Salesforce.com will share its Salesforce1 story in New York this week. Will this be the next confusing chapter in the company's innovation story?
It's tough being the trendsetter. If you're not being copied and undercut on price by competitors, you're being misinterpreted by analysts and the media.
On Wednesday, Salesforce.com will kick off its Salesforce1 tour in New York, and we're sure to hear CEO Marc Benioff talking up the latest "amazing, incredible," and "exciting" chapter in the company's innovation story. Each year, Salesforce.com seems to give that story a new spin, and it's often a reaction to customer misunderstanding of the old spin.
Did you take Salesforce.com's advice to "become a social enterprise"? Social is still a big deal for Salesforce, but the topic was pushed out of the spotlight by last year's "customer company" yarn. (Or is that still this year's spin?) I heard a bit about the social-enterprise misinterpretation last week from Peter Coffee, Salesforce.com's director of platform research and one of the company's chief spinmeisters.

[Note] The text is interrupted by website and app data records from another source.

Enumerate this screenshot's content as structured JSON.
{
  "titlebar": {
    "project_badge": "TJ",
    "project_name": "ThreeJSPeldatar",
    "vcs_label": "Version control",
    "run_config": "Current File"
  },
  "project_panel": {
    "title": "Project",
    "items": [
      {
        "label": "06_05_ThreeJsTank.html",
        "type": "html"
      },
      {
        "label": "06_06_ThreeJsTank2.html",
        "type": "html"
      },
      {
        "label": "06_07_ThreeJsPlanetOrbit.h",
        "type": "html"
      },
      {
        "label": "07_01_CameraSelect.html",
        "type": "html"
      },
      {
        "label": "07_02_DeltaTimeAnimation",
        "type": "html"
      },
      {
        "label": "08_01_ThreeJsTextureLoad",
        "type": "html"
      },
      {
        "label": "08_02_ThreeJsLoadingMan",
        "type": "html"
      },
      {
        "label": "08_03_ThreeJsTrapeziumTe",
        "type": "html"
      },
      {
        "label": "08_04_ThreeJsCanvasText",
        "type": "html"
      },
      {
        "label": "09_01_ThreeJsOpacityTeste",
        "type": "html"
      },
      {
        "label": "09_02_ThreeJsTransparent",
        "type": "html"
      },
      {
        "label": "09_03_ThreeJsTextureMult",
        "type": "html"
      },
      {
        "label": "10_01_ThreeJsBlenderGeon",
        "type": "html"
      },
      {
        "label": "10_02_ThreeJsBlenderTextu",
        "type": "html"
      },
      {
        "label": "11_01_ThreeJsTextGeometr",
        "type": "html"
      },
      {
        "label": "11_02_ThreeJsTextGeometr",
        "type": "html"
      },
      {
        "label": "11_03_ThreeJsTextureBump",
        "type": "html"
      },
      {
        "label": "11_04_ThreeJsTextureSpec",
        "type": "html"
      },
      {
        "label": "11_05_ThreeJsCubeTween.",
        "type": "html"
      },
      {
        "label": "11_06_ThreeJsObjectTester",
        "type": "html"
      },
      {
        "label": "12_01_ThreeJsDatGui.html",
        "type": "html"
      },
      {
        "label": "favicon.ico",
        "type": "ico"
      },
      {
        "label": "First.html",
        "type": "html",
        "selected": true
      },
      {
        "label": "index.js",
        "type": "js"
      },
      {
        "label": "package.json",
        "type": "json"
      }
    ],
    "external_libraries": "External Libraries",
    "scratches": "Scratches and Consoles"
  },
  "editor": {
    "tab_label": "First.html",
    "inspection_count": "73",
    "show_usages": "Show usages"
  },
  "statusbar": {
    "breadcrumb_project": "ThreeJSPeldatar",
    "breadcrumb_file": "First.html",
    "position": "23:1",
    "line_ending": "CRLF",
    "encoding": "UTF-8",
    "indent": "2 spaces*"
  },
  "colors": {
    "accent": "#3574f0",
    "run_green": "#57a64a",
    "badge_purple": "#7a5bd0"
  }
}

"People thought we meant social networking and consumer social media becoming enterprise marketing tools," Coffee says of the old social enterprise messaging. "That was part of it, but it wasn't the whole thing. It's also about bringing social behavior into IT."
IT has been predominantly anti-social, says Coffee, ignoring users until they demand attention and rarely anticipating their needs based on past behavior and apparent interest. "Now we're starting to expect that technology is going to be aware of us, adaptive to our behavior, and proactive in doing things for us that our past behavior indicates we might find useful," Coffee says. He cites examples, including the Amazon recommendation engine and Facebook timeline story prioritization.
Salesforce has had a lot to say about last year's $2.5 billion ExactTarget acquisition, but it's often misunderstood as just being about automating email, Coffee says. "[It's really a] customer journey tool [that lets you] construct the arc of the customer conversation," he explains. The content of customer communications is determined dynamically, based on both the channel of communication (web, email, mobile, etc.) and awareness of customers (including their buying histories and recent interactions).
So what's the big deal with the Salesforce1 story we'll hear about this week?
"It's not just a new branding of the Chatter Mobile app," says Coffee. "It's a feed-first environment in which everything that bears on the state of your relationship with a customer is visible." In other words, the "1" in Salesforce1 is about having one place to understand customers instead of a collection of tools and silos of information and tasks.
It's an important story that speaks to the evolution of CRM, but by the time it all sinks in, Salesforce will probably move on to the next chapter in its trend-setting saga. Better to be a bit mysterious and "out there" than to sound too familiar and be too well understood.
Doug Henschen is executive editor of InformationWeek, where he covers the intersection of enterprise applications with information management, business intelligence, big data, and analytics. He previously served as editor-in-chief of Intelligent Enterprise, editor-in-chief of Transform magazine, and executive editor at DM News.
There's no single migration path to the next generation of enterprise communications and collaboration systems and services, and Enterprise Connect delivers what you need to evaluate all the options. Register today and learn about the full range of platforms, services, and applications that comprise modern communications and collaboration systems. Register with code MPIWK and save $200 on the entire event and Tuesday-Thursday conference passes or for a Free Expo pass. It happens in Orlando, Fla., March 17-19.
[Interop ITX 2017] State Of DevOps ReportThe DevOps movement brings application development and infrastructure operations together to increase efficiency and deploy applications more quickly. But embracing DevOps means making significant cultural, organizational, and technological changes. This research report will examine how and why IT organizations are adopting DevOps methodologies, the effects on their staff and processes, and the tools they are utilizing for the best results.
IT Strategies to Conquer the CloudChances are your organization is adopting cloud computing in one way or another -- or in multiple ways. Understanding the skills you need and how cloud affects IT operations and networking will help you adapt.